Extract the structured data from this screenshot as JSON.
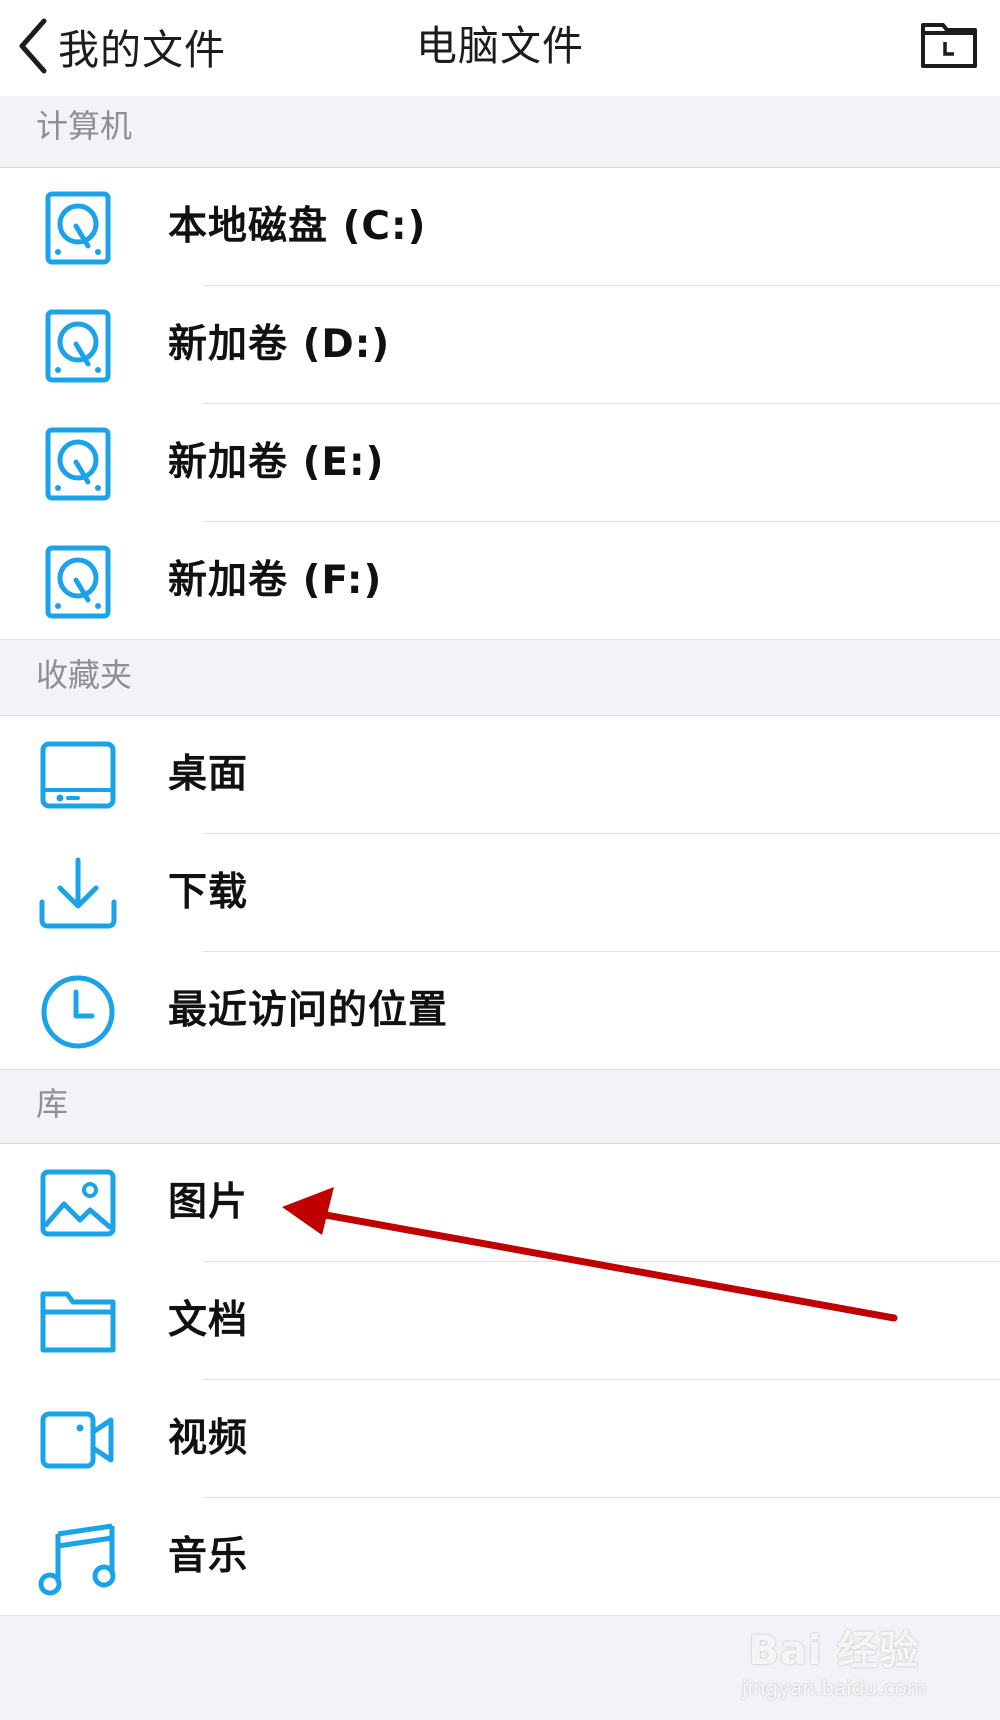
{
  "nav": {
    "back_label": "我的文件",
    "title": "电脑文件",
    "right_icon": "folder-history-icon"
  },
  "sections": [
    {
      "header": "计算机",
      "items": [
        {
          "label": "本地磁盘 (C:)",
          "icon": "hard-disk-icon"
        },
        {
          "label": "新加卷 (D:)",
          "icon": "hard-disk-icon"
        },
        {
          "label": "新加卷 (E:)",
          "icon": "hard-disk-icon"
        },
        {
          "label": "新加卷 (F:)",
          "icon": "hard-disk-icon"
        }
      ]
    },
    {
      "header": "收藏夹",
      "items": [
        {
          "label": "桌面",
          "icon": "desktop-icon"
        },
        {
          "label": "下载",
          "icon": "download-icon"
        },
        {
          "label": "最近访问的位置",
          "icon": "clock-icon"
        }
      ]
    },
    {
      "header": "库",
      "items": [
        {
          "label": "图片",
          "icon": "picture-icon"
        },
        {
          "label": "文档",
          "icon": "folder-icon"
        },
        {
          "label": "视频",
          "icon": "video-camera-icon"
        },
        {
          "label": "音乐",
          "icon": "music-note-icon"
        }
      ]
    }
  ],
  "watermark": {
    "main": "Bai 经验",
    "sub": "jingyan.baidu.com"
  },
  "colors": {
    "accent": "#1aa3e8",
    "annotation_arrow": "#c00000"
  }
}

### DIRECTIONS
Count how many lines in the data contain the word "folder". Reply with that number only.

### EXPECTED ANSWER
2